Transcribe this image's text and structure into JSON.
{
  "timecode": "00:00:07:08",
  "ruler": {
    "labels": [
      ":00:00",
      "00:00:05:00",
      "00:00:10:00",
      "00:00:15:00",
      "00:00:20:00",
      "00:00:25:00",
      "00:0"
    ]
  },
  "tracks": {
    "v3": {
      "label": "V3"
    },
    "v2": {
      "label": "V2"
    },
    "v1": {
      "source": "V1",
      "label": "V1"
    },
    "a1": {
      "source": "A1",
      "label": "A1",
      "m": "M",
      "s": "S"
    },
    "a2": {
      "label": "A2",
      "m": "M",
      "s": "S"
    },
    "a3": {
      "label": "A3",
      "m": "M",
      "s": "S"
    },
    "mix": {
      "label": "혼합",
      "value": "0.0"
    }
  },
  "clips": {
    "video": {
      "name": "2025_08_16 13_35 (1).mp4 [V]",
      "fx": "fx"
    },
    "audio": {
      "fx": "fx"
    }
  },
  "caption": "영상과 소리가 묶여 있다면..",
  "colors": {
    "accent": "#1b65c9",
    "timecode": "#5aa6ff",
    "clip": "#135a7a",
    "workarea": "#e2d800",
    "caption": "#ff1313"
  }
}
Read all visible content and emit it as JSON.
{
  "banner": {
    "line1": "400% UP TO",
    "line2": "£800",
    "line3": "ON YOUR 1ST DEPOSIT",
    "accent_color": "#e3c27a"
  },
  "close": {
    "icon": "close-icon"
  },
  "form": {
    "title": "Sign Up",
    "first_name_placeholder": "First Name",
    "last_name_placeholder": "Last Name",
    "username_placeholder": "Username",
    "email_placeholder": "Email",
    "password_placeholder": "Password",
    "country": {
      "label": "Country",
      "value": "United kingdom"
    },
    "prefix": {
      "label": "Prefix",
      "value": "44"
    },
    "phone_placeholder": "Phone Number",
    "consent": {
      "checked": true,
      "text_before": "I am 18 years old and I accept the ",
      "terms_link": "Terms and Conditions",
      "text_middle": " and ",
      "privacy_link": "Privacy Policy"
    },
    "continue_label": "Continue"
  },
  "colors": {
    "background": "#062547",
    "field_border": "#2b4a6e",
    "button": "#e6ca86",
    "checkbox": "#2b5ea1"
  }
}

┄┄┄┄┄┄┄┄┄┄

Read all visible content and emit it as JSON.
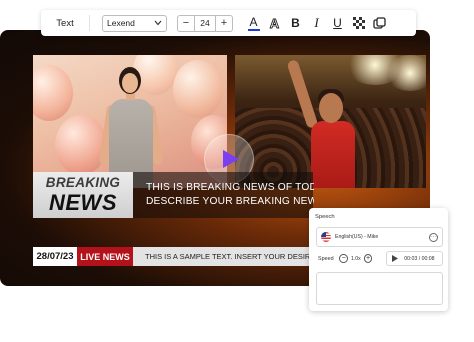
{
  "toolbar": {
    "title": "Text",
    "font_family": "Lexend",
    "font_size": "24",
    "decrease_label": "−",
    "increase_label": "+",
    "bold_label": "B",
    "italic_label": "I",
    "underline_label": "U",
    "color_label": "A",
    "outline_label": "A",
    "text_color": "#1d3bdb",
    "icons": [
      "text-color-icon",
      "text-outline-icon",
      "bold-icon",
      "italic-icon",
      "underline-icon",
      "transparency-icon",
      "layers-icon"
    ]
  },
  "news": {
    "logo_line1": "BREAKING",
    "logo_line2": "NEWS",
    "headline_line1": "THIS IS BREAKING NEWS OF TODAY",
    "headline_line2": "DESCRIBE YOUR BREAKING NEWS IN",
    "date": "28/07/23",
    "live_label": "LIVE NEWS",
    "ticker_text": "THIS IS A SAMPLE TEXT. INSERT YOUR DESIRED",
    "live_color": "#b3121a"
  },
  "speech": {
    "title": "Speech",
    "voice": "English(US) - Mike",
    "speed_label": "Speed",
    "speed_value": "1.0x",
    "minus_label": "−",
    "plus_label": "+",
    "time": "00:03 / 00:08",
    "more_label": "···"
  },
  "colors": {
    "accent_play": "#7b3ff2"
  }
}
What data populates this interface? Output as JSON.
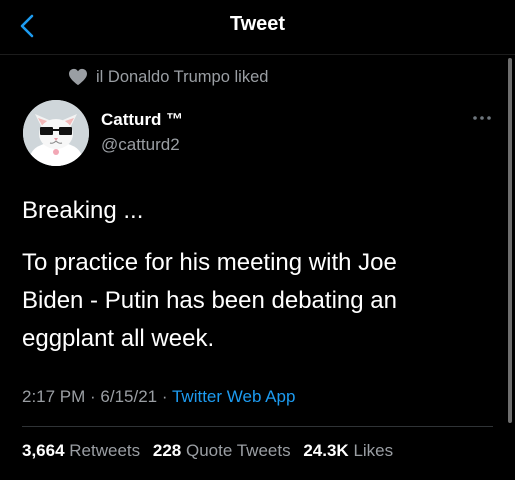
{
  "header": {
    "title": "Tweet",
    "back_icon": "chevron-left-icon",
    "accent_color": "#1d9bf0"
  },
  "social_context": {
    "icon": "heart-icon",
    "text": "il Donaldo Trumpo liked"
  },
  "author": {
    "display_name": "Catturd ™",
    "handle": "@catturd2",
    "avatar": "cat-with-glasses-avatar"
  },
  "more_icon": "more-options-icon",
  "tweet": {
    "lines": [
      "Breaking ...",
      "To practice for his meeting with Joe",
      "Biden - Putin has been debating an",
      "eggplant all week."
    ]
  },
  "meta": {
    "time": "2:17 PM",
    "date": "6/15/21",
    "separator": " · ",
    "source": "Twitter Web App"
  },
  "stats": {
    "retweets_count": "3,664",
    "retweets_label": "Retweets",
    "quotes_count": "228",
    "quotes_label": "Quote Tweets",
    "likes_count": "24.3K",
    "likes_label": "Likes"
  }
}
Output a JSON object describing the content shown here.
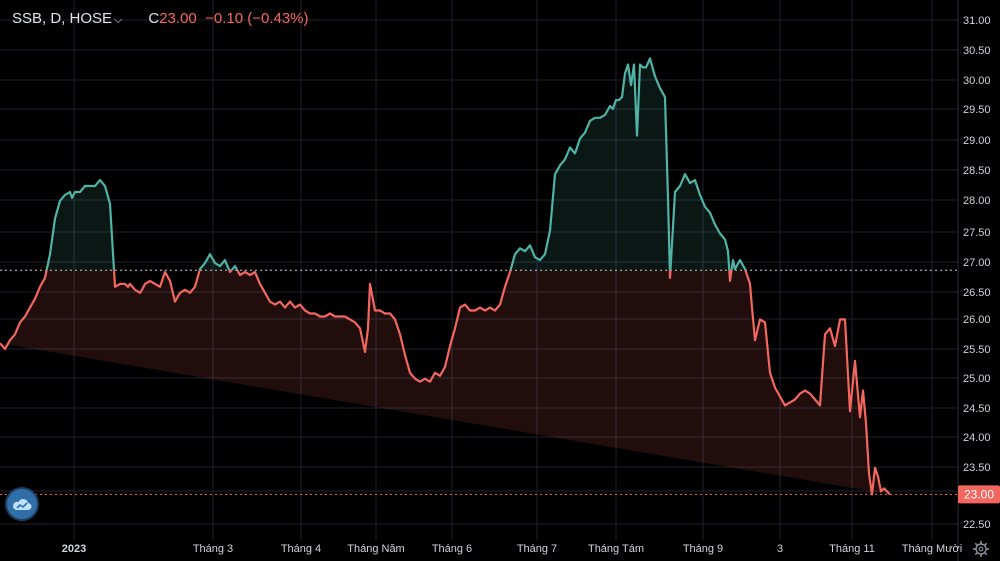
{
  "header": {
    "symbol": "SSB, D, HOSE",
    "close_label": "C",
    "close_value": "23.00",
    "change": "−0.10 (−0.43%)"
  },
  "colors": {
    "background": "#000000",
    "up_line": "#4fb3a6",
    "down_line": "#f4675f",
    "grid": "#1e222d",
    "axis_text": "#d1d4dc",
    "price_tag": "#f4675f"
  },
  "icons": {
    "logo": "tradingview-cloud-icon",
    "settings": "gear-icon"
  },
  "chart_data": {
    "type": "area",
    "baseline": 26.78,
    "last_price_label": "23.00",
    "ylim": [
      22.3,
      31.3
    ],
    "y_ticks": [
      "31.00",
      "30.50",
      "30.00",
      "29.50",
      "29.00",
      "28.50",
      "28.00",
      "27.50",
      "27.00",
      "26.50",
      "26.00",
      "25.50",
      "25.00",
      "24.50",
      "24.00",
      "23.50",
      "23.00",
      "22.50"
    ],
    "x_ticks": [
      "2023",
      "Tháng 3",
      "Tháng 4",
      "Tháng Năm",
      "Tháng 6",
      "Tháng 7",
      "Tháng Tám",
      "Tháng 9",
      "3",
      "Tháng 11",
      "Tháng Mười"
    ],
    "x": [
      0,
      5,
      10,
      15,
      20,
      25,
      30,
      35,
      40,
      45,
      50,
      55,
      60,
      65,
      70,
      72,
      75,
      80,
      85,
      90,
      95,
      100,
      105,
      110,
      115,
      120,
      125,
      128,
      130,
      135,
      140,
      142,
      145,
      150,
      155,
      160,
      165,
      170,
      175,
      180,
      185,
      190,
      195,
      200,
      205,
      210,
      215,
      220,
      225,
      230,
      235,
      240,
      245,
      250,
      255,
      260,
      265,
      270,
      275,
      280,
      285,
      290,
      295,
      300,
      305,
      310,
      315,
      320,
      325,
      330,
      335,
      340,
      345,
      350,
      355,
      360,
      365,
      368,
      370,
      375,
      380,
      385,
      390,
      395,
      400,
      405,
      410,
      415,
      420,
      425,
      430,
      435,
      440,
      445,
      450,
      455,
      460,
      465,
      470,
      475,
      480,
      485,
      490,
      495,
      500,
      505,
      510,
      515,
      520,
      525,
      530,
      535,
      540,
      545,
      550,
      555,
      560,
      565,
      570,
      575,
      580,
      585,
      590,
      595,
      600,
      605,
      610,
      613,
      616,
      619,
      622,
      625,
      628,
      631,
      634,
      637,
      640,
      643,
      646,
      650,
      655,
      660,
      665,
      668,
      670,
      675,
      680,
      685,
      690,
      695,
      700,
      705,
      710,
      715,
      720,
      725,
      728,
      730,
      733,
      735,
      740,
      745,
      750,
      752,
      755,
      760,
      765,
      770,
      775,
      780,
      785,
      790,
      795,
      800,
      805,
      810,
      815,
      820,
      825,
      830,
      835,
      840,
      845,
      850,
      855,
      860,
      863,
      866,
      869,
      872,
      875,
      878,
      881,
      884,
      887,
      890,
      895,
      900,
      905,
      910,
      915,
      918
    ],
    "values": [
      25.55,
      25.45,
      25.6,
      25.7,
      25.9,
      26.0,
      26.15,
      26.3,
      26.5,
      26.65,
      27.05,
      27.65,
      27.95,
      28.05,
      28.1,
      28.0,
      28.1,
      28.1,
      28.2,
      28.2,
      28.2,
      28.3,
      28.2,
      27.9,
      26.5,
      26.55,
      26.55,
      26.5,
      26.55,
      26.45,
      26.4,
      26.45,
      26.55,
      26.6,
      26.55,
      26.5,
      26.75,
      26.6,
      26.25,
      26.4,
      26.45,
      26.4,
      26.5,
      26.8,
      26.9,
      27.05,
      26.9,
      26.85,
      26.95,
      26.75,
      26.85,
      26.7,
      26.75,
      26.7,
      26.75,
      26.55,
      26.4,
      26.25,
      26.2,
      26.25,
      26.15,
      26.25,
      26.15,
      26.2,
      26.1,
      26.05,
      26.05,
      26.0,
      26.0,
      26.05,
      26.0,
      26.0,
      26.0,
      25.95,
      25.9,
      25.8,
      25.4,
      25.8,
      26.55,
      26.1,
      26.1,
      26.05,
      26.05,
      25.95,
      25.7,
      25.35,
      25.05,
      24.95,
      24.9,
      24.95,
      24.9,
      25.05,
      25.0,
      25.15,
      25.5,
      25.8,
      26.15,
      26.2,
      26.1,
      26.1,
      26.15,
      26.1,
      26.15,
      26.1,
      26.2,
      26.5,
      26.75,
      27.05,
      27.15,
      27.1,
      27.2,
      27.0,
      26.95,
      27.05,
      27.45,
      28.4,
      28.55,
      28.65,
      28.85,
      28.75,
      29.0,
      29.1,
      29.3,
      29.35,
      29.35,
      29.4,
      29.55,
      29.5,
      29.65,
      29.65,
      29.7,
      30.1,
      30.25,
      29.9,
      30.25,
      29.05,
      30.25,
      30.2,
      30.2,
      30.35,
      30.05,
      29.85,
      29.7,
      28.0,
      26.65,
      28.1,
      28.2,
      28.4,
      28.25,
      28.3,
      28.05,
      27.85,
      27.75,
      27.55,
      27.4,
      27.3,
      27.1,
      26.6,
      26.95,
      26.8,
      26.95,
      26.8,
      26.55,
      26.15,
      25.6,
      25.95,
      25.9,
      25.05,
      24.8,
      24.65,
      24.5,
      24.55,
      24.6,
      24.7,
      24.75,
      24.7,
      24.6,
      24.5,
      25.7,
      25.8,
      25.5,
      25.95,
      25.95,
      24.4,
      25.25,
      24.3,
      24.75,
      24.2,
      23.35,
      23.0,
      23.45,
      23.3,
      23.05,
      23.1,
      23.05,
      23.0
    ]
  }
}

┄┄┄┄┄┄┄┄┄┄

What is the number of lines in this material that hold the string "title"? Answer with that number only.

WRITTEN REPLY
4